- [Task instructions]:
Copy each line of the data below, character for character.

(Beginning of Supplied information)

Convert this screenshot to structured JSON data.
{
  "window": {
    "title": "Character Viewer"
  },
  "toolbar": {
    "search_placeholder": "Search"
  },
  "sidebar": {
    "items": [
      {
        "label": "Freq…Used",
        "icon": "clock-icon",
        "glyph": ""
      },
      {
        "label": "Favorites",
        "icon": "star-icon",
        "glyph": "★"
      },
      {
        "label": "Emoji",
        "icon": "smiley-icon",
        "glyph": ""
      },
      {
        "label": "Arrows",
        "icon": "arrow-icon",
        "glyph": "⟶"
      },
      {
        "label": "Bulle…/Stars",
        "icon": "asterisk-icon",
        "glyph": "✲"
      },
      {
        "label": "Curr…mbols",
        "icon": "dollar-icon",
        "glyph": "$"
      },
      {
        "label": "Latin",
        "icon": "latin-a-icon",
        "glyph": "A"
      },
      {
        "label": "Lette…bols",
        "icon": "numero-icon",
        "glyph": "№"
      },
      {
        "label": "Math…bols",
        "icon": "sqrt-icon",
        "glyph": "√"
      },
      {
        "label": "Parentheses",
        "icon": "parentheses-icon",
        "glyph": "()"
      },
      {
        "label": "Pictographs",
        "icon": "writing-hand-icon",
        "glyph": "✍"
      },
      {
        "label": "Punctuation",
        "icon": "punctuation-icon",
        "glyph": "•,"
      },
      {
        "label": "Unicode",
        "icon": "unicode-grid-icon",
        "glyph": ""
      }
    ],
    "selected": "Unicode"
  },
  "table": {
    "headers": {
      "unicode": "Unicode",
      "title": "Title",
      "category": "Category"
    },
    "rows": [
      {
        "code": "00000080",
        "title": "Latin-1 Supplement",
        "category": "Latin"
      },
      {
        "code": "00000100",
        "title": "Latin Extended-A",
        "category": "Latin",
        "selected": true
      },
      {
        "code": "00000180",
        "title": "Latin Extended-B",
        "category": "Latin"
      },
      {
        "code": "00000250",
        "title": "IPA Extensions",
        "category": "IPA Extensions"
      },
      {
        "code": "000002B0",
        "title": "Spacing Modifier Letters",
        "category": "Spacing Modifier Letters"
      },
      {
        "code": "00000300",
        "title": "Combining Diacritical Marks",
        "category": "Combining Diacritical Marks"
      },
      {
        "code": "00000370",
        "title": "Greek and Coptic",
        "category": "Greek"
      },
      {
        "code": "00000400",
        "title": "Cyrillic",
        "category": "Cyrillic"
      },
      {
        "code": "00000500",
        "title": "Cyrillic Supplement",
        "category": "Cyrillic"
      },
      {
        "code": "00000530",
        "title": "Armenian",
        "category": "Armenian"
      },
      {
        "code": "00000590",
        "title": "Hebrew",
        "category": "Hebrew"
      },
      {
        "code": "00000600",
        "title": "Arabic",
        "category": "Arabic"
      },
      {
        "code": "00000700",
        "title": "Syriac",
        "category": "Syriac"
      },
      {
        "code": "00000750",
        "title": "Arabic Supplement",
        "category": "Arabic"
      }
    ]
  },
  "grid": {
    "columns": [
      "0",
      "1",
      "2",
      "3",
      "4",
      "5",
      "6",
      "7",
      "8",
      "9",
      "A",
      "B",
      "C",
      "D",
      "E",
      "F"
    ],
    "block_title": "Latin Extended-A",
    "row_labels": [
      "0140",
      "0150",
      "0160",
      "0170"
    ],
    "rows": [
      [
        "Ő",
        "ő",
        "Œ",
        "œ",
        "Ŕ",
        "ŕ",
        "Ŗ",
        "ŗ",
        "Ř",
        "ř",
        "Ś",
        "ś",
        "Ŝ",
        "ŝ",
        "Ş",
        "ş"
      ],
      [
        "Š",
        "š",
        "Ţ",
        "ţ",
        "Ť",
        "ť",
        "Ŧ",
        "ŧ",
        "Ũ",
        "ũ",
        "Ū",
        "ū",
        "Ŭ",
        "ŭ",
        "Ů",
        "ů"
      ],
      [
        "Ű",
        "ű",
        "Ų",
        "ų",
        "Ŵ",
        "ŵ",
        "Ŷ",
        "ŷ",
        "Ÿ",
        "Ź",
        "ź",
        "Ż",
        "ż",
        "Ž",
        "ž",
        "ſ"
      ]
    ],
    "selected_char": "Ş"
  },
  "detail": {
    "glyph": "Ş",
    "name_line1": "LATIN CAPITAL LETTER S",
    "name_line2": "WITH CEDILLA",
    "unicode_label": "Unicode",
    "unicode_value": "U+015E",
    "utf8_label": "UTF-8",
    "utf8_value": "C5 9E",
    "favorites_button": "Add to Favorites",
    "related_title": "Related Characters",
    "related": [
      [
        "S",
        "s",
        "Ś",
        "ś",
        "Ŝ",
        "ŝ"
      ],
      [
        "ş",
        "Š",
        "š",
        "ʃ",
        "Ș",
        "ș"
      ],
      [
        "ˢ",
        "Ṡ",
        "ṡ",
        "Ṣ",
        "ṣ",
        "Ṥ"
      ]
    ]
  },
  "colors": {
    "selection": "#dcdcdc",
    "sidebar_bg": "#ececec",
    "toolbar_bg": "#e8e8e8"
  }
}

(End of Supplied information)

- [Solution below]:
Convert this screenshot to structured JSON data.
{
  "window": {
    "title": "Character Viewer"
  },
  "toolbar": {
    "search_placeholder": "Search"
  },
  "sidebar": {
    "items": [
      {
        "label": "Freq…Used",
        "icon": "clock-icon",
        "glyph": ""
      },
      {
        "label": "Favorites",
        "icon": "star-icon",
        "glyph": "★"
      },
      {
        "label": "Emoji",
        "icon": "smiley-icon",
        "glyph": ""
      },
      {
        "label": "Arrows",
        "icon": "arrow-icon",
        "glyph": "⟶"
      },
      {
        "label": "Bulle…/Stars",
        "icon": "asterisk-icon",
        "glyph": "✲"
      },
      {
        "label": "Curr…mbols",
        "icon": "dollar-icon",
        "glyph": "$"
      },
      {
        "label": "Latin",
        "icon": "latin-a-icon",
        "glyph": "A"
      },
      {
        "label": "Lette…bols",
        "icon": "numero-icon",
        "glyph": "№"
      },
      {
        "label": "Math…bols",
        "icon": "sqrt-icon",
        "glyph": "√"
      },
      {
        "label": "Parentheses",
        "icon": "parentheses-icon",
        "glyph": "()"
      },
      {
        "label": "Pictographs",
        "icon": "writing-hand-icon",
        "glyph": "✍"
      },
      {
        "label": "Punctuation",
        "icon": "punctuation-icon",
        "glyph": "•,"
      },
      {
        "label": "Unicode",
        "icon": "unicode-grid-icon",
        "glyph": ""
      }
    ],
    "selected": "Unicode"
  },
  "table": {
    "headers": {
      "unicode": "Unicode",
      "title": "Title",
      "category": "Category"
    },
    "rows": [
      {
        "code": "00000080",
        "title": "Latin-1 Supplement",
        "category": "Latin"
      },
      {
        "code": "00000100",
        "title": "Latin Extended-A",
        "category": "Latin",
        "selected": true
      },
      {
        "code": "00000180",
        "title": "Latin Extended-B",
        "category": "Latin"
      },
      {
        "code": "00000250",
        "title": "IPA Extensions",
        "category": "IPA Extensions"
      },
      {
        "code": "000002B0",
        "title": "Spacing Modifier Letters",
        "category": "Spacing Modifier Letters"
      },
      {
        "code": "00000300",
        "title": "Combining Diacritical Marks",
        "category": "Combining Diacritical Marks"
      },
      {
        "code": "00000370",
        "title": "Greek and Coptic",
        "category": "Greek"
      },
      {
        "code": "00000400",
        "title": "Cyrillic",
        "category": "Cyrillic"
      },
      {
        "code": "00000500",
        "title": "Cyrillic Supplement",
        "category": "Cyrillic"
      },
      {
        "code": "00000530",
        "title": "Armenian",
        "category": "Armenian"
      },
      {
        "code": "00000590",
        "title": "Hebrew",
        "category": "Hebrew"
      },
      {
        "code": "00000600",
        "title": "Arabic",
        "category": "Arabic"
      },
      {
        "code": "00000700",
        "title": "Syriac",
        "category": "Syriac"
      },
      {
        "code": "00000750",
        "title": "Arabic Supplement",
        "category": "Arabic"
      }
    ]
  },
  "grid": {
    "columns": [
      "0",
      "1",
      "2",
      "3",
      "4",
      "5",
      "6",
      "7",
      "8",
      "9",
      "A",
      "B",
      "C",
      "D",
      "E",
      "F"
    ],
    "block_title": "Latin Extended-A",
    "row_labels": [
      "0140",
      "0150",
      "0160",
      "0170"
    ],
    "rows": [
      [
        "Ő",
        "ő",
        "Œ",
        "œ",
        "Ŕ",
        "ŕ",
        "Ŗ",
        "ŗ",
        "Ř",
        "ř",
        "Ś",
        "ś",
        "Ŝ",
        "ŝ",
        "Ş",
        "ş"
      ],
      [
        "Š",
        "š",
        "Ţ",
        "ţ",
        "Ť",
        "ť",
        "Ŧ",
        "ŧ",
        "Ũ",
        "ũ",
        "Ū",
        "ū",
        "Ŭ",
        "ŭ",
        "Ů",
        "ů"
      ],
      [
        "Ű",
        "ű",
        "Ų",
        "ų",
        "Ŵ",
        "ŵ",
        "Ŷ",
        "ŷ",
        "Ÿ",
        "Ź",
        "ź",
        "Ż",
        "ż",
        "Ž",
        "ž",
        "ſ"
      ]
    ],
    "selected_char": "Ş"
  },
  "detail": {
    "glyph": "Ş",
    "name_line1": "LATIN CAPITAL LETTER S",
    "name_line2": "WITH CEDILLA",
    "unicode_label": "Unicode",
    "unicode_value": "U+015E",
    "utf8_label": "UTF-8",
    "utf8_value": "C5 9E",
    "favorites_button": "Add to Favorites",
    "related_title": "Related Characters",
    "related": [
      [
        "S",
        "s",
        "Ś",
        "ś",
        "Ŝ",
        "ŝ"
      ],
      [
        "ş",
        "Š",
        "š",
        "ʃ",
        "Ș",
        "ș"
      ],
      [
        "ˢ",
        "Ṡ",
        "ṡ",
        "Ṣ",
        "ṣ",
        "Ṥ"
      ]
    ]
  },
  "colors": {
    "selection": "#dcdcdc",
    "sidebar_bg": "#ececec",
    "toolbar_bg": "#e8e8e8"
  }
}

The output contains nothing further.